General compensatory damages include:

  • Mental anguish
  • Disfigurement
  • Future medical expenses
  • Future lost wages
  • Long-term physical pain and suffering
  • Loss of consortium
  • Inconvenience
  • Loss of enjoyment of life
  • Loss of opportunity

Compensatory damages are typically awarded in medical malpractice lawsuits, usually for medical bills, hospital bills, rehabilitation expenses and compensation for lost earnings. Some compensatory damages can be difficult to assess.
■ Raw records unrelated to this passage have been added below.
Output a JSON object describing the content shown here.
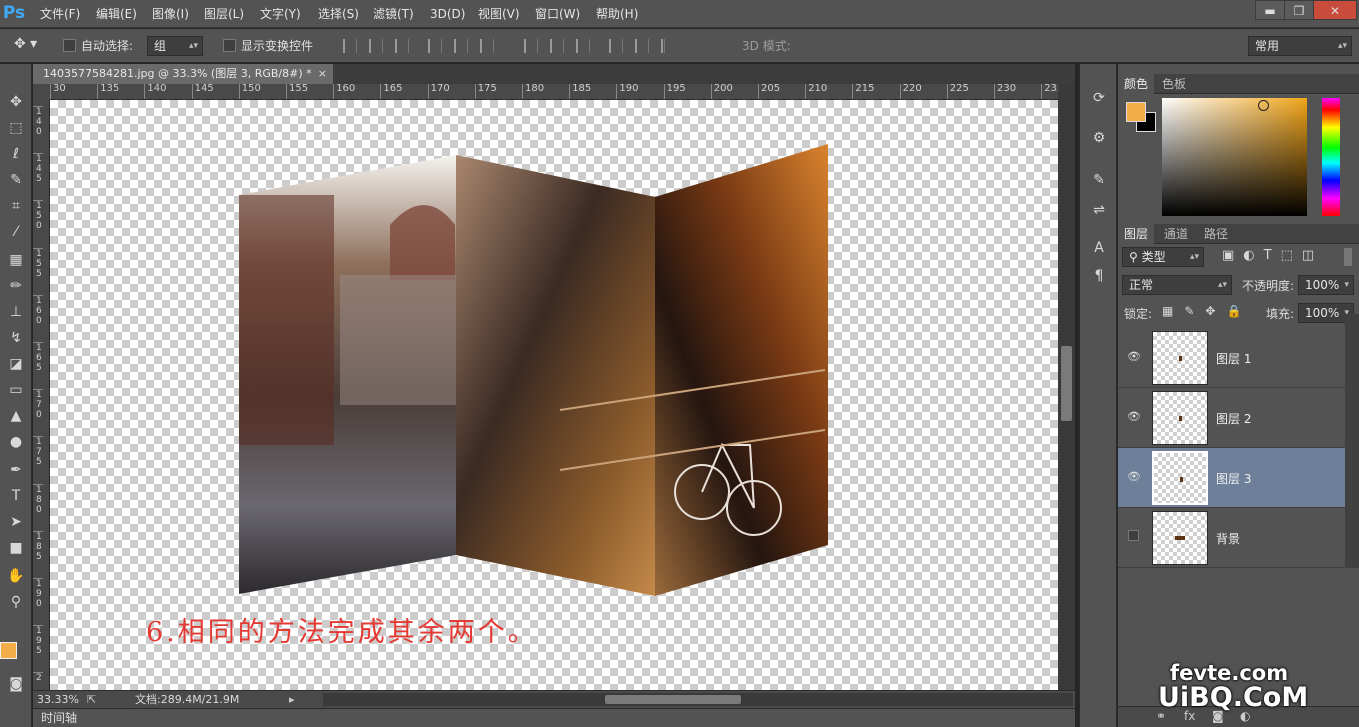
{
  "app": {
    "logo": "Ps"
  },
  "menu": [
    "文件(F)",
    "编辑(E)",
    "图像(I)",
    "图层(L)",
    "文字(Y)",
    "选择(S)",
    "滤镜(T)",
    "3D(D)",
    "视图(V)",
    "窗口(W)",
    "帮助(H)"
  ],
  "window_controls": {
    "minimize": "▬",
    "restore": "❐",
    "close": "✕"
  },
  "options": {
    "tool_icon": "move-icon",
    "auto_select_label": "自动选择:",
    "auto_select_value": "组",
    "show_transform_label": "显示变换控件",
    "mode_3d_label": "3D 模式:",
    "workspace_value": "常用"
  },
  "document": {
    "tab_title": "1403577584281.jpg @ 33.3% (图层 3, RGB/8#) *",
    "close_glyph": "×"
  },
  "ruler": {
    "h_ticks": [
      "30",
      "135",
      "140",
      "145",
      "150",
      "155",
      "160",
      "165",
      "170",
      "175",
      "180",
      "185",
      "190",
      "195",
      "200",
      "205",
      "210",
      "215",
      "220",
      "225",
      "230",
      "235"
    ],
    "v_ticks": [
      "140",
      "145",
      "150",
      "155",
      "160",
      "165",
      "170",
      "175",
      "180",
      "185",
      "190",
      "195",
      "2"
    ]
  },
  "canvas": {
    "caption": "6.相同的方法完成其余两个。"
  },
  "status": {
    "zoom": "33.33%",
    "doc_info": "文档:289.4M/21.9M"
  },
  "timeline_label": "时间轴",
  "color_panel": {
    "tabs": [
      "颜色",
      "色板"
    ],
    "foreground": "#f3ae49",
    "background": "#000000"
  },
  "layers_panel": {
    "tabs": [
      "图层",
      "通道",
      "路径"
    ],
    "filter_value": "类型",
    "blend_value": "正常",
    "opacity_label": "不透明度:",
    "opacity_value": "100%",
    "lock_label": "锁定:",
    "fill_label": "填充:",
    "fill_value": "100%",
    "layers": [
      {
        "name": "图层 1",
        "visible": true,
        "selected": false
      },
      {
        "name": "图层 2",
        "visible": true,
        "selected": false
      },
      {
        "name": "图层 3",
        "visible": true,
        "selected": true
      },
      {
        "name": "背景",
        "visible": false,
        "selected": false
      }
    ]
  },
  "watermark": {
    "line1": "fevte.com",
    "line2": "UiBQ.CoM"
  }
}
For example, the value of lost wages will be much higher for a more affluent member of society versus someone who is poor or retired.

RELATED TERMS
  1. Civil Damages

    Civil damages are monetary awards granted when a person suffers ...
  2. Water Damage Insurance

    Water Damage Insurance provided in most homeowners insurance ...
  3. Covenant Not To Execute

    A covenant not to execute is a lawsuit agreement in which the ...
  4. Continuous Injury Trigger

    An insurance policy coverage theory in which any policy that ...
  5. Water Damage Clause

    A water damage clause in a property-casualty insurance contract ...
  6. Business Recovery Risk

    Business recovery risk refers to a company's exposure to loss ...
Related Articles
  1. Insurance

    The Importance Of Property Insurance

    Property insurance is important, but there's a lot you need to learn in order to get the proper coverage.
  2. Managing Wealth

    How to Financially Prepare for a Hurricane

    Insurance isn't enough: How to ensure that you're ready financially for a natural disaster.
  3. Insurance

    4 Tips for Negotiating an Insurance Settlement

    It is possible to negotiate your own insurance settlement, especially when the injuries are relatively minor and the other party’s fault is obvious.
  4. Insurance

    5 Myths About Homeowner's Insurance

    Many homeowners believe their policies will cover them for any and all damages, but the reality can be an expensive surprise.
  5. Investing

    DuPont, Chemours Stock Rally After Court Ruling (DD, CC)

    Share of both companies rose after federal jury awarded an Ohio man $500,000 in punitive damages in a chemical illness lawsuit filed against DuPont.
  6. Personal Finance

    JNJ to Pay $55 Million in Ovarian Cancer Suit (JNJ)

    Health care giant Johnson & Johnson was ordered to pay $55 million in damages to a woman who claimed that the company's talcum powder was responsible for her ovarian cancer.
  7. Managing Wealth

    17 Types of Income the IRS Can’t Touch

    Uncle Sam can't get his hands on your money if it's in one of several specific income categories.
  8. Insurance

    Millennials Guide: Picking the Right Car Insurance

    Millennials fall into the category of high car-insurance rates. Check out some of the ways to save money, like owning an older car or leasing a vehicle.
  9. Small Business

    Business Insurance Lessons From a Texas-Sized Flood

    If you own a small business, make sure it is insured against losses due to flooding or hurricanes.
RELATED FAQS
  1. Why do insurance policies have deductibles?

    Learn the basic concept of an insurance deductible and why they mitigate moral hazards and provide financial viability to ... Read Answer >>
Hot Definitions
  1. Gross Margin

    A company's total sales revenue minus its cost of goods sold, divided by the total sales revenue, expressed as a percentage. ...
  2. Inflation

    Inflation is the rate at which prices for goods and services is rising and the worth of currency is dropping.
  3. Discount Rate

    Discount rate is the interest rate charged to commercial banks and other depository institutions for loans received from ...
  4. Economies of Scale

    Economies of scale refer to reduced costs per unit that arise from increased total output of a product. For example, a larger ...
  5. Quick Ratio

    The quick ratio measures a company’s ability to meet its short-term obligations with its most liquid assets.
  6. Leverage

    Leverage results from using borrowed capital as a source of funding when investing to expand the firm's asset base and generate ...
Trading Center